Write out the records word for word, with no pictures.
Records supplied Block Start
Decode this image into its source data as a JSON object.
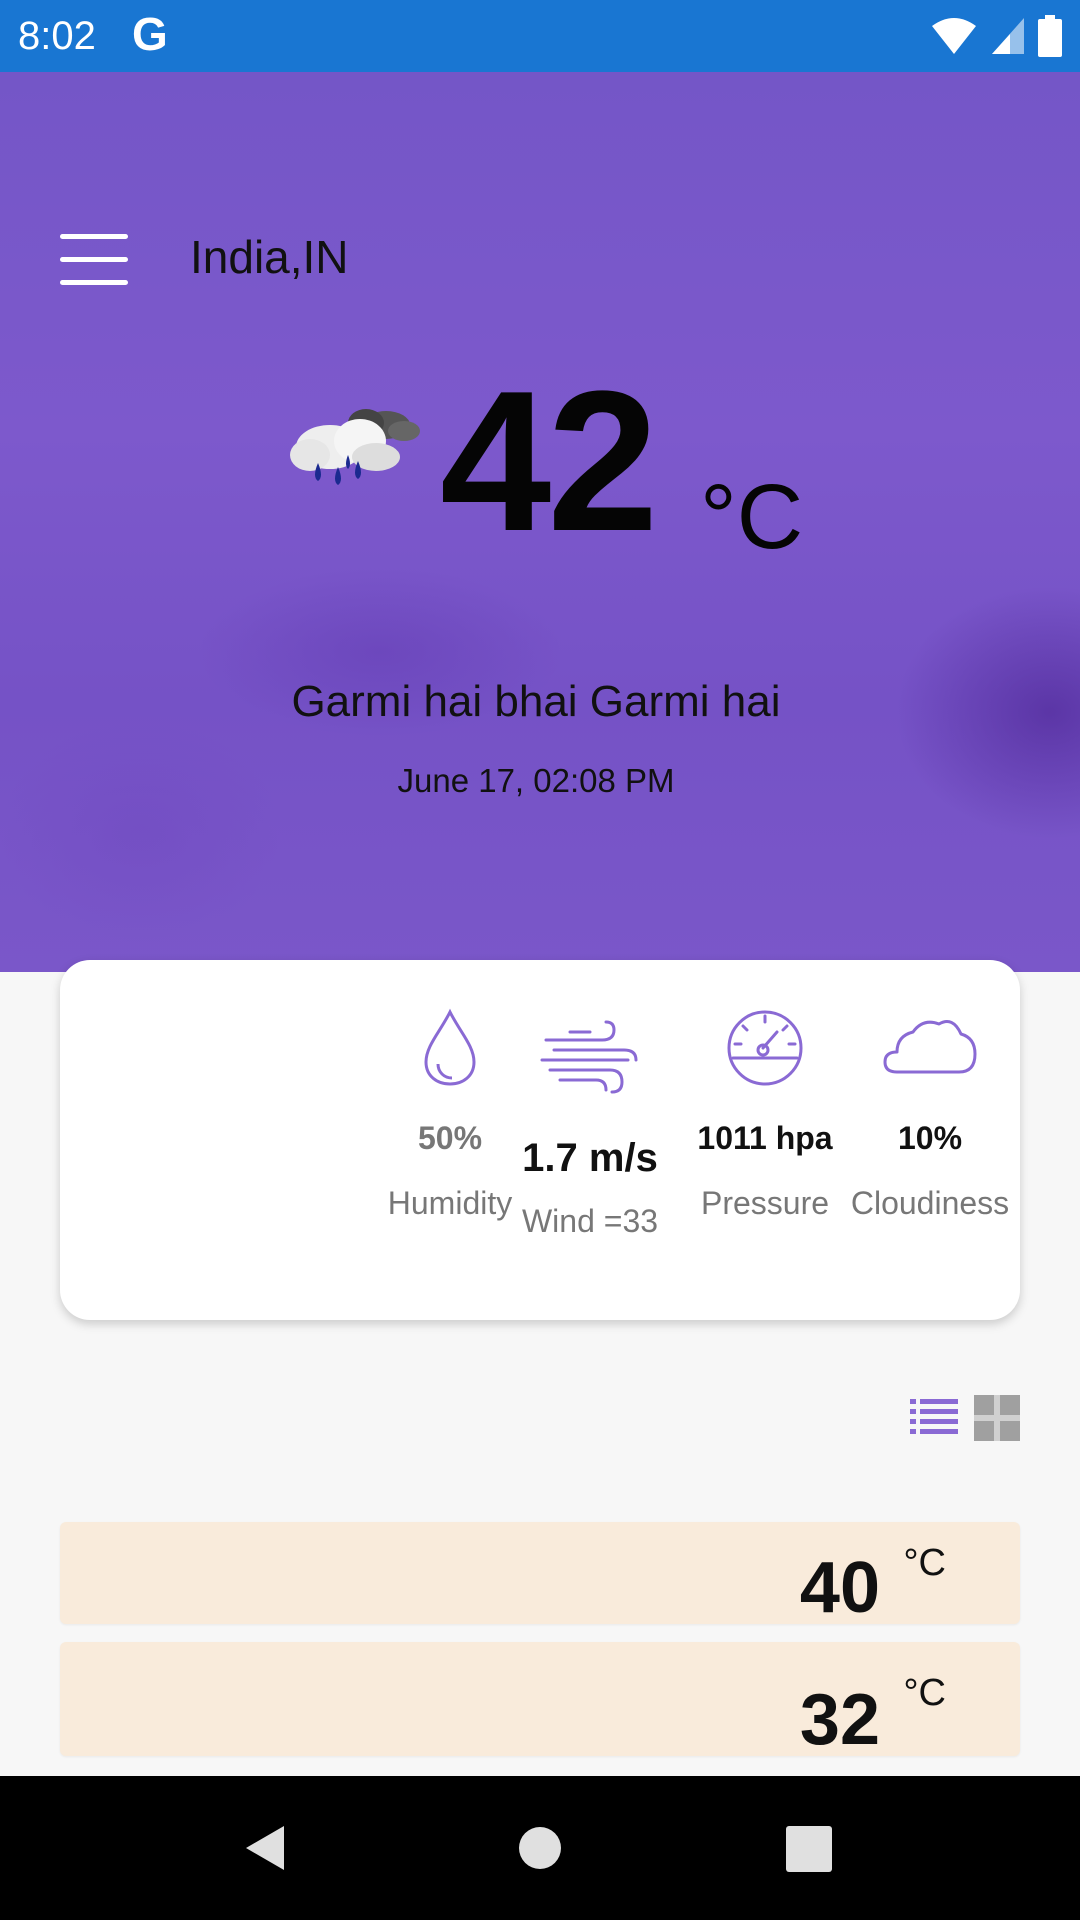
{
  "status_bar": {
    "time": "8:02",
    "app_icon": "G",
    "icons": [
      "wifi-icon",
      "signal-icon",
      "battery-icon"
    ]
  },
  "header": {
    "menu_icon": "hamburger-menu-icon",
    "location": "India,IN"
  },
  "current": {
    "weather_icon": "rain-cloud-icon",
    "temperature": "42",
    "unit": "°C",
    "description": "Garmi hai bhai Garmi hai",
    "datetime": "June 17, 02:08 PM"
  },
  "stats": {
    "humidity": {
      "icon": "droplet-icon",
      "value": "50%",
      "label": "Humidity"
    },
    "wind": {
      "icon": "wind-icon",
      "value": "1.7 m/s",
      "label": "Wind =33"
    },
    "pressure": {
      "icon": "gauge-icon",
      "value": "1011 hpa",
      "label": "Pressure"
    },
    "cloudiness": {
      "icon": "cloud-icon",
      "value": "10%",
      "label": "Cloudiness"
    }
  },
  "view_toggle": {
    "list_icon": "list-view-icon",
    "grid_icon": "grid-view-icon"
  },
  "forecast": [
    {
      "temperature": "40",
      "unit": "°C"
    },
    {
      "temperature": "32",
      "unit": "°C"
    }
  ],
  "colors": {
    "status_bar": "#1976d2",
    "hero": "#7d59cc",
    "accent": "#8a6ad4",
    "forecast_row": "#f9ebdb"
  },
  "nav_bar": {
    "back": "back-icon",
    "home": "home-icon",
    "recents": "recents-icon"
  }
}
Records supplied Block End
__Solution for this exercise__:
Decode this image into its source data as a JSON object.
{
  "status_bar": {
    "time": "8:02",
    "app_icon": "G",
    "icons": [
      "wifi-icon",
      "signal-icon",
      "battery-icon"
    ]
  },
  "header": {
    "menu_icon": "hamburger-menu-icon",
    "location": "India,IN"
  },
  "current": {
    "weather_icon": "rain-cloud-icon",
    "temperature": "42",
    "unit": "°C",
    "description": "Garmi hai bhai Garmi hai",
    "datetime": "June 17, 02:08 PM"
  },
  "stats": {
    "humidity": {
      "icon": "droplet-icon",
      "value": "50%",
      "label": "Humidity"
    },
    "wind": {
      "icon": "wind-icon",
      "value": "1.7 m/s",
      "label": "Wind =33"
    },
    "pressure": {
      "icon": "gauge-icon",
      "value": "1011 hpa",
      "label": "Pressure"
    },
    "cloudiness": {
      "icon": "cloud-icon",
      "value": "10%",
      "label": "Cloudiness"
    }
  },
  "view_toggle": {
    "list_icon": "list-view-icon",
    "grid_icon": "grid-view-icon"
  },
  "forecast": [
    {
      "temperature": "40",
      "unit": "°C"
    },
    {
      "temperature": "32",
      "unit": "°C"
    }
  ],
  "colors": {
    "status_bar": "#1976d2",
    "hero": "#7d59cc",
    "accent": "#8a6ad4",
    "forecast_row": "#f9ebdb"
  },
  "nav_bar": {
    "back": "back-icon",
    "home": "home-icon",
    "recents": "recents-icon"
  }
}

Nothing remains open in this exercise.